The U.S. Court of Appeals for the Seventh Circuit has ruled, in Carlson v. Northrop Grumman Severance Plan, that an employer can use its discretion to individually select which terminated employees will receive severance benefits if it reserves the right to do so in the plan document.
Facts. The employer’s severance plan provided that employees regularly scheduled to work at least 20 hours a week who were laid off were entitled to severance benefits if the employee “received a cover memo, [to that effect] signed by a Vice President of Human Resources (or his/her designee)… addressed [to the individual] by name.”

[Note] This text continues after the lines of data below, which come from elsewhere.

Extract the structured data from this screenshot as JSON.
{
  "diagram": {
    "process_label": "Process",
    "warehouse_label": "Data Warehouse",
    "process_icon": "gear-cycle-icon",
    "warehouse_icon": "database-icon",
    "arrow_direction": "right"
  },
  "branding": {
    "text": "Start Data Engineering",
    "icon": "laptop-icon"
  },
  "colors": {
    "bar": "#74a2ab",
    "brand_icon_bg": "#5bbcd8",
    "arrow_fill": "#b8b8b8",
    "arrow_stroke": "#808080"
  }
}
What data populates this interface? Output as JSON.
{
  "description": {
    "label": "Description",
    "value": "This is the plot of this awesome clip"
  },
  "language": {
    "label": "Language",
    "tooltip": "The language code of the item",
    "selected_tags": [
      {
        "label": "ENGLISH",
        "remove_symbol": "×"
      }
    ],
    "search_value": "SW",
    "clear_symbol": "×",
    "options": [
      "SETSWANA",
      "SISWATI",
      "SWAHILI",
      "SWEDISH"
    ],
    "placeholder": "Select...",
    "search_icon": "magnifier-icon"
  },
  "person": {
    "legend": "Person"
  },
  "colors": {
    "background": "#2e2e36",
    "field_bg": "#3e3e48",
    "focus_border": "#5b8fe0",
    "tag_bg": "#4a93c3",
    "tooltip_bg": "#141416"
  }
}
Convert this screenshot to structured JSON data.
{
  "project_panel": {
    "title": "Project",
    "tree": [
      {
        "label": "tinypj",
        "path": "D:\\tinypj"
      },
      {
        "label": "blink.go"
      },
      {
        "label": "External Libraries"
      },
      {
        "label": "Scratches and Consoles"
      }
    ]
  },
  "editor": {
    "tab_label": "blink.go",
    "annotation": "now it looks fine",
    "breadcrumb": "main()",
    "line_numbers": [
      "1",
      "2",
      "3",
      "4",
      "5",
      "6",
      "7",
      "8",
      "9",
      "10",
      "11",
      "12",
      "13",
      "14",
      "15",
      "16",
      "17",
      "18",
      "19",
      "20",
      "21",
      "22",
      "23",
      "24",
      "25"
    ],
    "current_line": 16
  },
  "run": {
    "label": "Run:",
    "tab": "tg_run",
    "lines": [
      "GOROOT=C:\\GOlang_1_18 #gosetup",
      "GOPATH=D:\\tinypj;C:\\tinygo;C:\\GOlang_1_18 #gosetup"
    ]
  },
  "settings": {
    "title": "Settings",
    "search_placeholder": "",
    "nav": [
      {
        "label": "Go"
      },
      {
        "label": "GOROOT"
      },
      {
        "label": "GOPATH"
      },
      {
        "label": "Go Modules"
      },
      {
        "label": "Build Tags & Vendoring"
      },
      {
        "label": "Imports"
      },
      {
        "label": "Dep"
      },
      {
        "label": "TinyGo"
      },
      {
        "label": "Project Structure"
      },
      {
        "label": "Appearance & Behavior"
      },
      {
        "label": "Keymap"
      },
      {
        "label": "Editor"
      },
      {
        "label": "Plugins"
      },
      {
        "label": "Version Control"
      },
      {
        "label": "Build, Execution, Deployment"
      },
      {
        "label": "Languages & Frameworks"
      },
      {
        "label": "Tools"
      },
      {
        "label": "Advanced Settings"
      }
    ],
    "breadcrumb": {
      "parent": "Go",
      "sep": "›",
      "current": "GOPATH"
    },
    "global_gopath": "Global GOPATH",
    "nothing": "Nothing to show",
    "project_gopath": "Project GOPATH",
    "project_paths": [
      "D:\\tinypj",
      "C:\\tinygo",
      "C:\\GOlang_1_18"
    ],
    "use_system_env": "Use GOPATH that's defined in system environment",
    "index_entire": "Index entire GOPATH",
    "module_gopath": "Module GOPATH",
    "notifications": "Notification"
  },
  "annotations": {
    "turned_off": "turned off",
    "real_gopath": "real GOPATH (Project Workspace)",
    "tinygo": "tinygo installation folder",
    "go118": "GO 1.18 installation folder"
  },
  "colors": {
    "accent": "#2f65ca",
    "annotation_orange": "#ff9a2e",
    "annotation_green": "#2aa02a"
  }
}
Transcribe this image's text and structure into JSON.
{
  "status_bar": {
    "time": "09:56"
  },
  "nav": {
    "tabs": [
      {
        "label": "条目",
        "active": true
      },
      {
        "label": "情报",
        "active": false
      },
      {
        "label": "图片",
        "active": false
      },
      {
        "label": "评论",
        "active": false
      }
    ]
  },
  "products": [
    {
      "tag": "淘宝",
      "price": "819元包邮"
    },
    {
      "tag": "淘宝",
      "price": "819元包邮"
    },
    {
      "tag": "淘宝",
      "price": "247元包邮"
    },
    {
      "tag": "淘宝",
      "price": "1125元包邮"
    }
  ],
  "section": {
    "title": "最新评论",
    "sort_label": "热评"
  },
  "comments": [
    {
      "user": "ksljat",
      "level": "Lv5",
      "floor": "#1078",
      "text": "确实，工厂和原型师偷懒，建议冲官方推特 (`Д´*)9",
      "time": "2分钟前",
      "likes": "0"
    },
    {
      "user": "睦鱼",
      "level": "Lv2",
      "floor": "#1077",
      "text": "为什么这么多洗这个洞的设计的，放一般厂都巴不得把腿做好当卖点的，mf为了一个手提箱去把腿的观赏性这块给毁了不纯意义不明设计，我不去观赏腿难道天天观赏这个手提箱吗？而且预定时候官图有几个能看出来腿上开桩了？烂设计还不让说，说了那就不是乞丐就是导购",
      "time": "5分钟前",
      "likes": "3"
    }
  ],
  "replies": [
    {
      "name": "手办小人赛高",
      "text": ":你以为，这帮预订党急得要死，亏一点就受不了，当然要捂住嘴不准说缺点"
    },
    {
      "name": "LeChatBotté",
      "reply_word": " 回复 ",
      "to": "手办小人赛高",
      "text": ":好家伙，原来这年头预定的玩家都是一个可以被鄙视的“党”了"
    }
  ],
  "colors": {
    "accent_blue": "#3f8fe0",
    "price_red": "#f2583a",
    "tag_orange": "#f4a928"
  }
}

After a series of layoffs, several terminated employees who did not receive severance benefits sued, claiming that their eligibility for benefits was established by the fact that they regularly worked more than 20 hours a week. They claimed the memo was not a requirement but merely a “ministerial document that verifies eligibility under the 20-hour standard.”
The district court ruled in favor of the employer, finding that the plan’s language gave the employer’s HR Department discretion to choose who, if anyone, gets severance pay upon being laid off. It added that ERISA does not prevent the employer from possessing and exercising discretion to determine severance benefit recipients.
Appeals Court. The Court noted that “the Plan makes the receipt of severance benefits contingent on receipt of a HR Memo, which plaintiffs and the other class members did not get. Welfare-benefit plans under ERISA—unlike retirement plans—need not provide for vesting, and the terms of welfare-benefit plans are entirely in the control of the entities that establish them. When making design decisions, employers may act in their own interests.” The Court explained that this means employers can include a discretionary component in the plan’s provisions that allows for individual determinations for severance benefits eligibility. Consequently, the Court concluded that the severance plan was permitted to delegate the exercise of this discretion to its HR Department or some other entity.
The employees also argued they were entitled to severance benefits because, in earlier layoffs, the employer had provided a HR Memo to every laid-off employee who had worked enough hours. However, the Court ruled that this fact was not relevant because an employer possessing discretion may change the way that discretion is exercised.
Therefore, the Court affirmed the lower court’s decision.